Three wines that break the rules
Most grape varieties produce their best wines in a specific environment, a place where the climatic, geological and geographical attributes are just right for that vine. Some are very fussy about where they sink their roots, such as pinot noir and nebbiolo. Some, such as shiraz and chardonnay, are less choosy.
Occasionally I stumble across a wine that has been produced from a grape that I normally wouldn’t expect to find in that region. Here are three such improbable wines that have impressed me recently.
Anderson Chenin Blanc 2015, Rutherglen
Chenin blanc is one of the most puzzling grapes of all. In its home turf in the middle Loire Valley between the regions Vouvray, Montlouis, Anjou, Côteaux du Layon and Savennières, it makes some sensational wine that has arguably never been rivaled elsewhere on the globe. South Africa has built possibly the next best name for chenin, but the wines are different.
The Swan Valley is a highly improbable place for chenin but it makes some stunners against the odds. The hot, dry climate shouldn’t suit chenin blanc, but it’s an exception. So it seems is Rutherglen: another baking hot, dry climate that’s arguably better suited to fortified muscats.
This wine from 30-year industry veteran Howard Anderson and his daughter Christobelle has been cast in an early-harvested, low-alcohol style, and is refined, dry and delicate. It’s just 11% alcohol, possibly in order to preserve as much natural acidity as possible. It’s been given some age before release which has helped build character. It has a minerally, savoury, almost wet-wool character which is not unusual in some dry Loire chenins. (AUD $21, 90 points)

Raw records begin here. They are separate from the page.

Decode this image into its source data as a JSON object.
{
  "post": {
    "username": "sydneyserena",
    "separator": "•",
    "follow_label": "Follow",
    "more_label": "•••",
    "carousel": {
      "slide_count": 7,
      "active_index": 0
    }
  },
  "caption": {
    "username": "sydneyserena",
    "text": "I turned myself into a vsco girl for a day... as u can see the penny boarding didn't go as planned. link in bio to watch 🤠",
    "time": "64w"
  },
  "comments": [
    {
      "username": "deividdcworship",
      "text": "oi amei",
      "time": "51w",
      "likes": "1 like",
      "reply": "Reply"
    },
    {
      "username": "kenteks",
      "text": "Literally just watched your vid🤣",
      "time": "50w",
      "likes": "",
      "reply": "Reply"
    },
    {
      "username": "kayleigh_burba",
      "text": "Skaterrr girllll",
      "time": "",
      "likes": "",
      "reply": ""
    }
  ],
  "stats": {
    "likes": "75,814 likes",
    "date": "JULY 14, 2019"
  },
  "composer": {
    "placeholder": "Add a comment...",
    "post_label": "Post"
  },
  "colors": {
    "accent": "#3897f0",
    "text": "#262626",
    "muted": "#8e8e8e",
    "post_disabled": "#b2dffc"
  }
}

DogRock Grenache 2016, Pyrenees
Grenache is the stalwart grape of the hot, arid climates of southern France such as the Southern Rhône Valley and Provence. It’s one of the most drought-resistant vines around, and it loves heat. So what is it doing in central Victoria, in this vineyard owned by former Foster’s Great Western winemaker Allen Hart and his viticulturist wife Andrea?

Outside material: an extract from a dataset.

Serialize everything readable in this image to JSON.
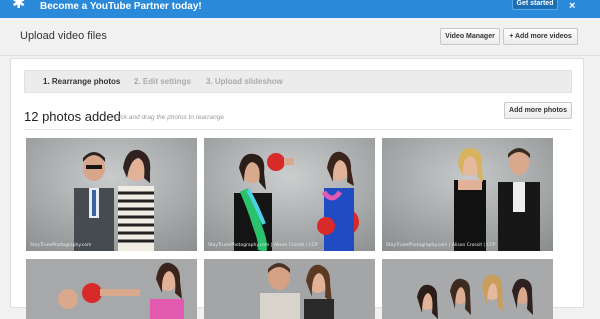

Making bloody good wine, that’s what. DogRock sometimes produces two straight grenaches, the slightly dearer one under the DeGraves Road label. Both are in tiny volumes. The DogRock grenache is a substantially lighter-bodied, more elegant, more fragrant wine than you’d expect from the Barossa or McLaren Vale. The grapes ripen, but they just don’t result in the voluptuous, full-throttle wines of warmer climes.

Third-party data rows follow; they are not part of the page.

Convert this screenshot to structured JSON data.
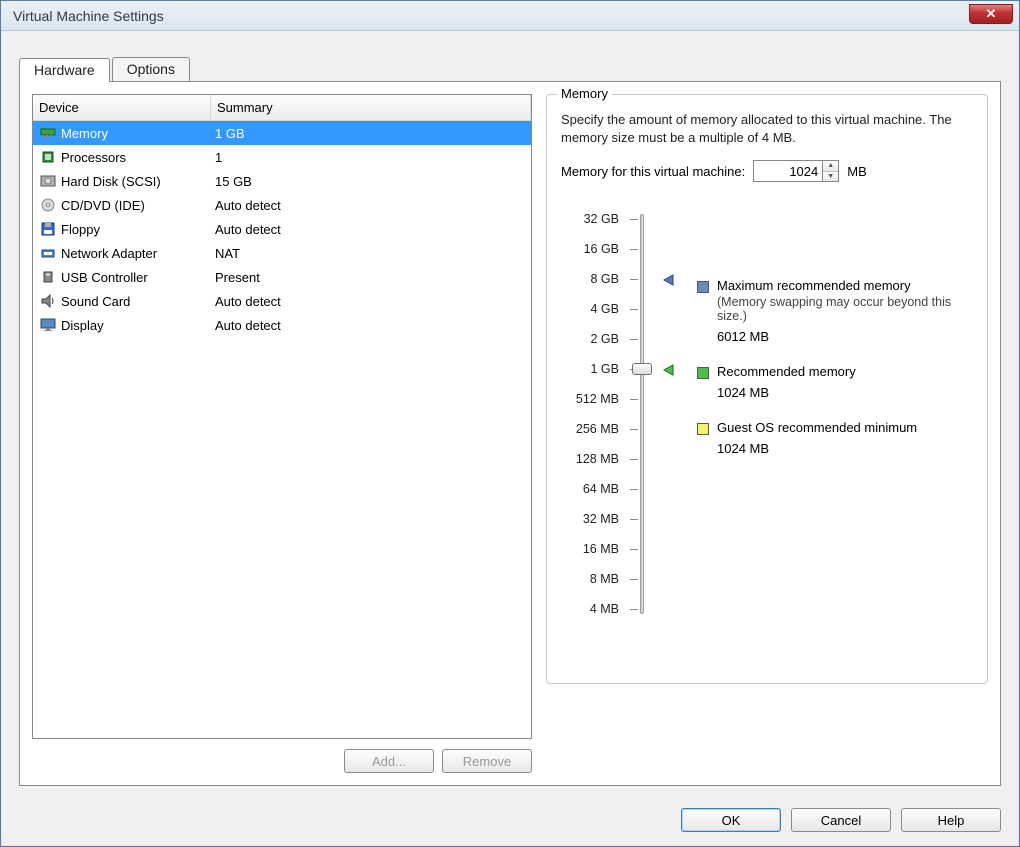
{
  "window": {
    "title": "Virtual Machine Settings"
  },
  "tabs": {
    "hardware": "Hardware",
    "options": "Options"
  },
  "table": {
    "col_device": "Device",
    "col_summary": "Summary",
    "rows": [
      {
        "name": "Memory",
        "summary": "1 GB",
        "icon": "memory"
      },
      {
        "name": "Processors",
        "summary": "1",
        "icon": "cpu"
      },
      {
        "name": "Hard Disk (SCSI)",
        "summary": "15 GB",
        "icon": "hdd"
      },
      {
        "name": "CD/DVD (IDE)",
        "summary": "Auto detect",
        "icon": "cd"
      },
      {
        "name": "Floppy",
        "summary": "Auto detect",
        "icon": "floppy"
      },
      {
        "name": "Network Adapter",
        "summary": "NAT",
        "icon": "net"
      },
      {
        "name": "USB Controller",
        "summary": "Present",
        "icon": "usb"
      },
      {
        "name": "Sound Card",
        "summary": "Auto detect",
        "icon": "sound"
      },
      {
        "name": "Display",
        "summary": "Auto detect",
        "icon": "display"
      }
    ]
  },
  "buttons": {
    "add": "Add...",
    "remove": "Remove",
    "ok": "OK",
    "cancel": "Cancel",
    "help": "Help"
  },
  "memory": {
    "group_title": "Memory",
    "desc": "Specify the amount of memory allocated to this virtual machine. The memory size must be a multiple of 4 MB.",
    "input_label": "Memory for this virtual machine:",
    "value": "1024",
    "unit": "MB",
    "ticks": [
      "32 GB",
      "16 GB",
      "8 GB",
      "4 GB",
      "2 GB",
      "1 GB",
      "512 MB",
      "256 MB",
      "128 MB",
      "64 MB",
      "32 MB",
      "16 MB",
      "8 MB",
      "4 MB"
    ],
    "legend": {
      "max": {
        "title": "Maximum recommended memory",
        "sub": "(Memory swapping may occur beyond this size.)",
        "value": "6012 MB"
      },
      "rec": {
        "title": "Recommended memory",
        "value": "1024 MB"
      },
      "min": {
        "title": "Guest OS recommended minimum",
        "value": "1024 MB"
      }
    }
  }
}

This one is aromatically spicy and scented with raspberry and red cherry aromas. It’s almost pinot-like: medium-bodied, succulent, gorgeous. (AUD $30, 94 points)
Mount Majura Touriga 2016, Canberra
Touriga is one of the principal grapes in Portuguese port, both vintage and tawny, and has made its home in the Douro Valley, inland from Oporto on the way to Spain. In recent years, winemakers there have been increasingly making red table wines from the port varieties, and again touriga is excelling. The Douro is a hot, dry climate which provides the high levels of ripeness and richness needed for port. So you might think Canberra a bit too cool for such a grape.
However, although Canberra has freezing winters, it also has plenty of heat in summer, and dry growing conditions well-suited to viticulture.
The Mount Majura vineyard is one of the few in the Canberra District GI which is actually inside the Australian Capital Territory. Here, Frank van de Loo practices his craft with great skill and dedication. He also makes several excellent tempranillos and a graciano.
There is nothing green or underdone about this touriga. It’s not very big, but medium bodied, deliciously ripe and intense with a lick of eucalyptus/mint and fresh red-fruit flavours. (AUD $29, 93 points)